5. Touch screen EMR
An EMR (electronic medical record) helps keep track of any and all important data and stores it on a secure server. With a touch screen interface, it's intuitive and easy to use, allowing staff to update information throughout the day. It also allows staff to know whenever there may be a possible problem so that they can quickly make informed decisions to solve any issues.
All of these improve human connection, reduce the number of incidents, and help keep individuals and staff safer and healthier. And these are just a few. As technology continues to exponentially grow, there will no doubt be many more to come.
If you think of any other interesting advancements that we didn't mention, let us know below.
In the past few months, we've had the opportunity to open 2 new Good Neighbor Homes in the Charlottesville area.
The first home opened July 1st and we couldn't be more excited to be serving individuals and families in this historic city.
Here are some photos of the new homes:
In 1988, the first Crisis Intervention Team (CIT) formed in Memphis, TN in the wake of a tragedy: a police officer fatally shot a man with a history of mental illness.
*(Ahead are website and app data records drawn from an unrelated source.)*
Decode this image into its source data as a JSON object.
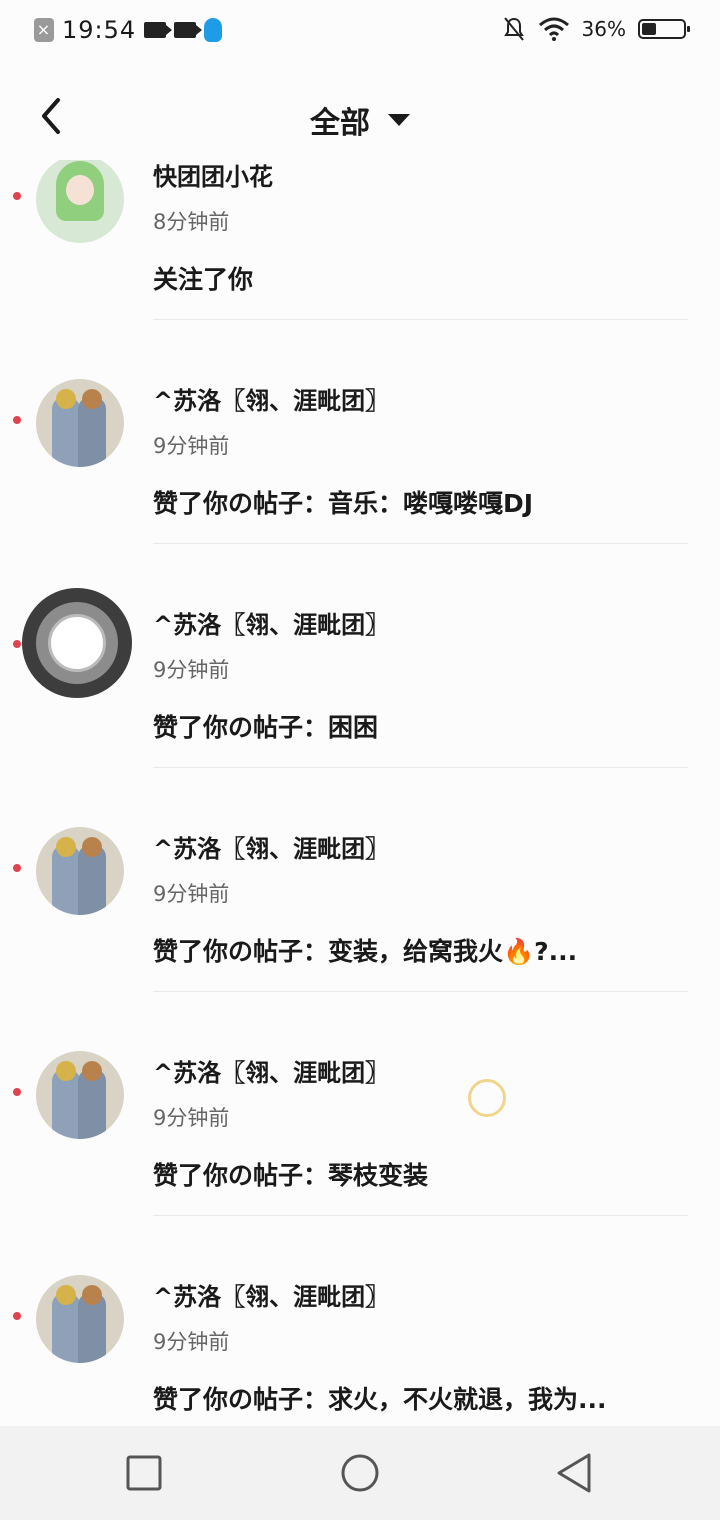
{
  "status_bar": {
    "time": "19:54",
    "battery": "36%",
    "battery_level": 0.36
  },
  "header": {
    "title": "全部"
  },
  "notifications": [
    {
      "name": "快团团小花",
      "time": "8分钟前",
      "message": "关注了你",
      "avatar": "green-hair-avatar"
    },
    {
      "name": "^苏洛〖翎、涯毗团〗",
      "time": "9分钟前",
      "message": "赞了你の帖子：音乐：喽嘎喽嘎DJ",
      "avatar": "two-people-avatar"
    },
    {
      "name": "^苏洛〖翎、涯毗团〗",
      "time": "9分钟前",
      "message": "赞了你の帖子：困困",
      "avatar": "ring-avatar"
    },
    {
      "name": "^苏洛〖翎、涯毗团〗",
      "time": "9分钟前",
      "message": "赞了你の帖子：变装，给窝我火🔥?...",
      "avatar": "two-people-avatar"
    },
    {
      "name": "^苏洛〖翎、涯毗团〗",
      "time": "9分钟前",
      "message": "赞了你の帖子：琴枝变装",
      "avatar": "two-people-avatar"
    },
    {
      "name": "^苏洛〖翎、涯毗团〗",
      "time": "9分钟前",
      "message": "赞了你の帖子：求火，不火就退，我为...",
      "avatar": "two-people-avatar"
    }
  ],
  "nav": {
    "icons": [
      "recents-icon",
      "home-icon",
      "back-icon"
    ]
  },
  "colors": {
    "unread_dot": "#e0434f",
    "text": "#1a1a1a",
    "secondary_text": "#666666"
  }
}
Across the country, CIT programs today bring together local law enforcement, first responders, mental health providers, and advocates to increase safety for everyone involved in a behavioral health crisis.
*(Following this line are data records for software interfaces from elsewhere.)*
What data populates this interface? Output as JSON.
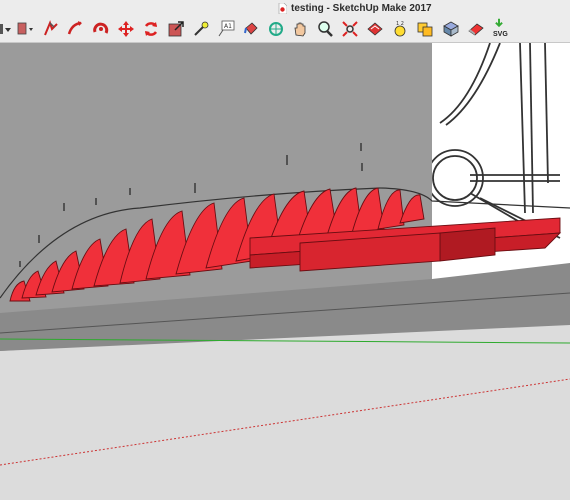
{
  "window": {
    "title": "testing - SketchUp Make 2017"
  },
  "toolbar": {
    "tools": [
      {
        "name": "menu-dropdown",
        "icon": "chevron-down-icon"
      },
      {
        "name": "layer-dropdown",
        "icon": "layer-dropdown-icon"
      },
      {
        "name": "follow-me",
        "icon": "follow-me-icon"
      },
      {
        "name": "orbit",
        "icon": "orbit-icon"
      },
      {
        "name": "move",
        "icon": "move-icon"
      },
      {
        "name": "rotate",
        "icon": "rotate-icon"
      },
      {
        "name": "scale",
        "icon": "scale-icon"
      },
      {
        "name": "dimension",
        "icon": "dimension-icon"
      },
      {
        "name": "text",
        "icon": "text-icon"
      },
      {
        "name": "paint-bucket",
        "icon": "paint-bucket-icon"
      },
      {
        "name": "pan",
        "icon": "pan-icon"
      },
      {
        "name": "zoom",
        "icon": "zoom-icon"
      },
      {
        "name": "zoom-extents",
        "icon": "zoom-extents-icon"
      },
      {
        "name": "section-plane",
        "icon": "section-plane-icon"
      },
      {
        "name": "tape-measure",
        "icon": "tape-measure-icon"
      },
      {
        "name": "warehouse",
        "icon": "warehouse-icon"
      },
      {
        "name": "components",
        "icon": "components-icon"
      },
      {
        "name": "eraser",
        "icon": "eraser-icon"
      },
      {
        "name": "export-svg",
        "icon": "download-arrow-icon",
        "label": "SVG"
      }
    ]
  },
  "colors": {
    "toolbar_bg": "#ececec",
    "backdrop_gray": "#9b9b9b",
    "ground": "#dcdcdc",
    "rib_red": "#f0303a",
    "rib_dark": "#b01a22",
    "axis_green": "#2eaa2e",
    "axis_red": "#cc3333"
  }
}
These teams also collaborate to redirect individuals with mental illnesses and other mental health needs from the criminal justice system to the health care system when appropriate.
Through intense 40-hour trainings, law enforcement officers and first responders receive the tools and resources they need to recognize and de-escalate a crisis situation.
Additionally, assessment sites are created that aren’t jails or other criminal justice settings. These sites serve as a place for individuals in crisis to receive treatment and access to health care services.
There are currently 32 assessment sites across the Commonwealth and 9,842 individuals have completed the 40-hour training. According to the DBHDS, 117 of Virginia’s 133 localities have active CIT programs.
When 10 percent of all police encounters in the US involve individuals with severe mental illnesses, these CIT programs are a crucial step in reducing inappropriate incarcerations and keeping officers and individuals safe.
This is why we are grateful for the recent opportunity to participate in a CIT training video for local law enforcement. Crystal Lipford, Garnett Bradberry, and Heath Pond of Good Neighbor Homes assisted Ivan Alzuro, producer at Richmond Corporate Video, earlier this month in creating the video as part of their 40-hour training curriculum.
We appreciate the CIT officers in our area and will continue to advocate for CIT programs across the state.
The week before Christmas, we went out to judge the holiday decorating chops of the individuals and staff in our homes. Each of the five regions (including the Northern Virginia, Petersburg, and Richmond areas) selected a house and teamed up to decorate.
Perhaps the hardest part was picking a winner. Each house was unique and lit up the block. The creativity and dedication shone brightly with each bulb and inflatable Santa Claus. But brighter still were the smiles on the individuals’ faces.
Thanks to all of our staff and individuals for their hard work decorating the houses! We’re looking forward to next year!
On November 1st, a Good Neighbor home in Arlington, Virginia opened up (pictured above). This is our fourth home in the Northern Virginia area and it came after 35 days of hard work and many trips back and forth from Richmond.
We sat down with Heath Pond, Administrative Residential Director at Good Neighbor, to discuss what it was like to open a home so quickly and what made it all worth it in the end.
We also discussed the “before and after”, as much of the house was gutted and remodeled to be a perfect fit for the individuals who now call it home.
Watch Heath talk about the new home in the video below: